Download the full document here

Article
6 June 2017

Group representing $6.2 trillion of the US economy says they're 'still in' the Paris climate agreement

Author: Madeleine Sheehan Perkins, Business Insider

A coalition of US economic, education, and local government leaders...will continue to abide by the Paris agreement regardless of America's withdrawal, forming the We Are Still In movement. The coalition represents 120 million Americans and $6.2 trillion of the US economy...The group includes 125 cities, 9 states, 902 businesses and investors, and 183 colleges and universities. Over 20 of the businesses who signed on are Fortune 500 companies...and signatories include Apple, Google, Tesla, Target, eBay, Lyft, Adidas, Facebook, and Nike, among others...The group declared it will pursue climate goals, "in the absence of leadership by Washington," adding "it is local and state governments, along with businesses, that are primarily responsible for the dramatic decrease in greenhouse gas emissions in recent years. Actions by each group will multiply and accelerate in the years ahead, no matter what policies Washington may adopt." [An open letter to the international community and full list of participating business and investors is available here] [refers to Adidas, Apple, eBay, Facebook, Google, Lyft, Nike, Target, Tesla]

 

Read the full post here

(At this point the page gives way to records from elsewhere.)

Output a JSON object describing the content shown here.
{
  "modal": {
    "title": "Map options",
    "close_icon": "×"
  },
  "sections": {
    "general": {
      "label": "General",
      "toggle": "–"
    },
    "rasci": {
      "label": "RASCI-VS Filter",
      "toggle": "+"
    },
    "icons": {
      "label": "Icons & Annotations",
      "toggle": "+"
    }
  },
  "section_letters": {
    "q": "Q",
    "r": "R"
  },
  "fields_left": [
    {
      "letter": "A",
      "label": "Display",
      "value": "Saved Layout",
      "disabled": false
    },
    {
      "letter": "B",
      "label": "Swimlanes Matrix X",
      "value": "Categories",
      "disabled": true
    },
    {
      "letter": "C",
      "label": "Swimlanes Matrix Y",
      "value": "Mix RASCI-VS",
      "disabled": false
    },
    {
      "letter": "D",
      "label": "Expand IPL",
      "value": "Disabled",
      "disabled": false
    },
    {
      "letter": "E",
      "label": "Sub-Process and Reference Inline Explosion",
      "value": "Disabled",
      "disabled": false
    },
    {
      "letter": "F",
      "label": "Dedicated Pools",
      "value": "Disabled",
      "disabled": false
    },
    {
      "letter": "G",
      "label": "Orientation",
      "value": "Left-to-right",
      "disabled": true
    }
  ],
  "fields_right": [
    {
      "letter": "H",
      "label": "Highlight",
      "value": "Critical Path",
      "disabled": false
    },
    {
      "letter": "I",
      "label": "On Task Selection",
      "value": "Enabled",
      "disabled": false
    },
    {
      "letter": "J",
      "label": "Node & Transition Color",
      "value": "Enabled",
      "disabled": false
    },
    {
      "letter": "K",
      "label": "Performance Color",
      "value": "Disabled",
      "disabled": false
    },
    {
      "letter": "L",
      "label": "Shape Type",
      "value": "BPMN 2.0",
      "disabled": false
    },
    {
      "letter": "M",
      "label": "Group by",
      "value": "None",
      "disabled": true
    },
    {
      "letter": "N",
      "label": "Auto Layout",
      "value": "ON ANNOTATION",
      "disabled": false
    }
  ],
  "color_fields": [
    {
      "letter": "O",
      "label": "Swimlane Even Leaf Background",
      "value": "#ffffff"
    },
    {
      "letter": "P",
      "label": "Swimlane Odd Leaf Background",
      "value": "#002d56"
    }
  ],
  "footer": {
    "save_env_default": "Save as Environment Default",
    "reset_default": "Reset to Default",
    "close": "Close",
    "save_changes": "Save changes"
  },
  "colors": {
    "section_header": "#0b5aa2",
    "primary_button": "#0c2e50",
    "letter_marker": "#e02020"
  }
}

Article
2 June 2017

‘Climate Change Is Real’: Many U.S. Companies Lament Paris Accord Exit

Author: Daniel Victor, The New York Times (USA)

Soon after President Trump announced that the United States would back out of the Paris climate accord, several large companies based in the United States that had supported the international pact said they were disappointed by the decision and would continue their environmental efforts. And two chief executives who sat on Mr. Trump's economic advisory council — Elon Musk and Robert A. Iger — said they were leaving that group because they disagreed with the exit from the Paris agreement. While Mr. Trump said the decision to exit the deal was made to protect American jobs — a contention that environmental groups have disputed — some large companies had urged the president to stay in the accord...[on the other hand] Murray Energy...one of the largest coal-producing companies in the country and a prominent supporter of Mr. Trump, praised the decision. The chief executive, Robert E. Murray, said in a statement: « We applaud President Trump's steadfast leadership and his delivery on this important campaign commitment »...

[also mentions : Tesla, Disney, General Electric, Facebook, Twitter, Google, Goldman Sachs, Apple, Microsoft, Amazon, Uber, IBM, Peabody Energy, Cargill]

Read the full post here

Article
1 June 2017

Corporate America finally got on board to fight climate change. Then came Trump.

Author: Alexia Fernández Campbell, Vox

Many of America’s largest businesses and corporations have been vocal in their support for government policies meant to curb carbon emissions,...[however] a smaller number of businesses — mostly US manufacturers and coal companies — have fiercely resisted the Paris deal...Economists say pulling out of the Paris accord will do nothing to bring back manufacturing and coal jobs, but Trump couched his decision in the language of job creation. He followed the lead of two of the largest manufacturing trade groups, the National Association of Manufacturers and the Industrial Energy Consumers of America, which said the goals of the Paris deal were too harsh and would cost too much for manufacturers. [Refers to Alphabet, Apple, Google, Mars, Staples, Walmart]

Read the full post here